One system that has been abandoned by France some 15 years ago is LAPES (Low-Altitude Parachute-Extraction System), considered too risky, and not in use anymore by western countries.

A system which is becoming increasingly used is precision guided air delivery; based on a gliding chute and a navigation system linked to actuators, it allows delivering the load at considerable stand-off distance. Safran is in the final stage of development of a system that exploits the same gliding parachute used for personnel, with a 200 kg maximum load capacity and a maximum launch altitude of 30,000 ft, that will replace the in service G9, which could cope with a 160 kg load and a maximum altitude of 24,000 ft. Known as SMT C-OPS (Système de Mise a Terre des Chuteurs Opérationnels), the system is based on GPS and does not include a follow-me function. In perspective a new system allowing loads from 1 to 4 tonnes to be dropped and safely guided should be developed, still GPS-based, although consideration on potential opponents jamming capabilities is leading Safran to consider for the future high accuracy inertial guidance systems, one of the company specialties. Of course loads are dropped before the personnel, and their vertical speed is slightly higher in order to be sure that they are the first to hit the ground.
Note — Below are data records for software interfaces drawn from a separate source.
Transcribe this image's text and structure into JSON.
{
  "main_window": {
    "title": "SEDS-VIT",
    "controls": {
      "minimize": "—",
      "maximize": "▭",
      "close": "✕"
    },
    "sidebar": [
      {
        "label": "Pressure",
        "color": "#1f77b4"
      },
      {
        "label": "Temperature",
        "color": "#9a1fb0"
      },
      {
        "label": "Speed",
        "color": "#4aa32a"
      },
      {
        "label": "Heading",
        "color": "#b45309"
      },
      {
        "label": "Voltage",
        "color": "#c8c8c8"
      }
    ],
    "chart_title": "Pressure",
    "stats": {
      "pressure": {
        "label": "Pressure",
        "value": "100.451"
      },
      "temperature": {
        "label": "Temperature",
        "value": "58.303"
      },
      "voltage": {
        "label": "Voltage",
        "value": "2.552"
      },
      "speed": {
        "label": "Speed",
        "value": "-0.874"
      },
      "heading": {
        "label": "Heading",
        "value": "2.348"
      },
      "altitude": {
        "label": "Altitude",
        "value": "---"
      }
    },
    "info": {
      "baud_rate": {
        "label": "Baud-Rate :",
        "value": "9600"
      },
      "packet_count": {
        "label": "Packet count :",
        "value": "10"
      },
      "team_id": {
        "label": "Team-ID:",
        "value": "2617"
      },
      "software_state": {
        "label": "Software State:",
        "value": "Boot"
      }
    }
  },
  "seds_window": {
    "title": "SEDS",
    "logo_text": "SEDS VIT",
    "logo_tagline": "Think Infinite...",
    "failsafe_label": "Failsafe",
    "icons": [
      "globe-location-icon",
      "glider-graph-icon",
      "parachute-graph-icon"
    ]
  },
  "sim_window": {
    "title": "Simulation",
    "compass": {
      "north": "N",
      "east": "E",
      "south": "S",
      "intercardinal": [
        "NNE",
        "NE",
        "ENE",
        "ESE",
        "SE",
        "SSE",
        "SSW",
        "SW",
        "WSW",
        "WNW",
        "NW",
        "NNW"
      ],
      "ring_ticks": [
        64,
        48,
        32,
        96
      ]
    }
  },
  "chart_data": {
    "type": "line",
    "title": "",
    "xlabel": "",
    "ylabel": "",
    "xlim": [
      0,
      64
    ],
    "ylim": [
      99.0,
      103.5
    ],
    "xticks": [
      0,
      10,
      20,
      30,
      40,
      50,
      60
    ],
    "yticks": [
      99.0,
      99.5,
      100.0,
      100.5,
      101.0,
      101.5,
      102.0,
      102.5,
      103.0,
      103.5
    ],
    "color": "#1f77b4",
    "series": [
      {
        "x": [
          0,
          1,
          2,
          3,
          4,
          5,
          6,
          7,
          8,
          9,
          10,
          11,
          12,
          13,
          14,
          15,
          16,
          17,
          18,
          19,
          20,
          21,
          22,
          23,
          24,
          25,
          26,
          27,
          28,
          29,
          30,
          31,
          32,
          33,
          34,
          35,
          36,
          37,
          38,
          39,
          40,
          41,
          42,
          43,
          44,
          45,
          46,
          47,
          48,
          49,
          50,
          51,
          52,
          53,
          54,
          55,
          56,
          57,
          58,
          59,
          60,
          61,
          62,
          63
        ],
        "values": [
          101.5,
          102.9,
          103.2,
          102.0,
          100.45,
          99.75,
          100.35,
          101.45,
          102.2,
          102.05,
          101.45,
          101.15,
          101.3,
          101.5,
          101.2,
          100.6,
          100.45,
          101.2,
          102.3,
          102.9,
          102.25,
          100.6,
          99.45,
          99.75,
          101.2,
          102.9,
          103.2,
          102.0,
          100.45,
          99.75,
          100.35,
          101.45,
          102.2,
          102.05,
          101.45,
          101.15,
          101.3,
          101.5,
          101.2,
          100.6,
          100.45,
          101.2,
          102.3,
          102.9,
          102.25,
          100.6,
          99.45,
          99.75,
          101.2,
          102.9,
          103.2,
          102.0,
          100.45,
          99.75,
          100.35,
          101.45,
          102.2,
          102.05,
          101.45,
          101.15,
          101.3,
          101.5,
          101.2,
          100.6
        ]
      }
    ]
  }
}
Coming to personnel, Special Forces are currently using gliding parachute with an aspect ratio around 3, which means the considering a safety margin jumping at 13,000 ft the operator can land some 10 km away from the jump location, while jumping at 24,000 ft, the limit of the gliding chute currently in use with French forces, the distance is over the double. Safran is finalising the qualification of the new French SF gliding parachute, the whole system being known as known as MMS 400 (Multi Mission System) while the wing itself is known as Phantom 400, the number showing the surface which is of  400 ft2. This is a further development of the MMS 360 or Phantom 360, which surface is 360 ft2, which already obtained an export order from Spain. According to Safran this new parachute has an aspect ratio between 4 and 5 and allows to jump at higher altitude, up to 29,500 ft, and if the operational detachment is able to fully exploit the jetstream keeping the main wind in its back it can land at some 80 km from the jumping point, making it extremely hard for the enemy to understand where the LZ can be. The Phantom 360 features 11 cells plus the stabiliser, the maximum payload being 210 kg, with a minimum payload of 80 kg and a deployment velocity of 175 knots, while the Phantom 400 has a maximum overall weight of 200 kg, due to the fact that it is certified at a higher altitude, which brings more stress to the canopy.

While in the past the DGA was carrying out autonomously all flight tests, the test phase has now been assigned to the manufacturer, thus Safran is now carrying out this activity in the United States, hiring a civilian C-130 Hercules and deploying its test team.

Photos courtesy Safran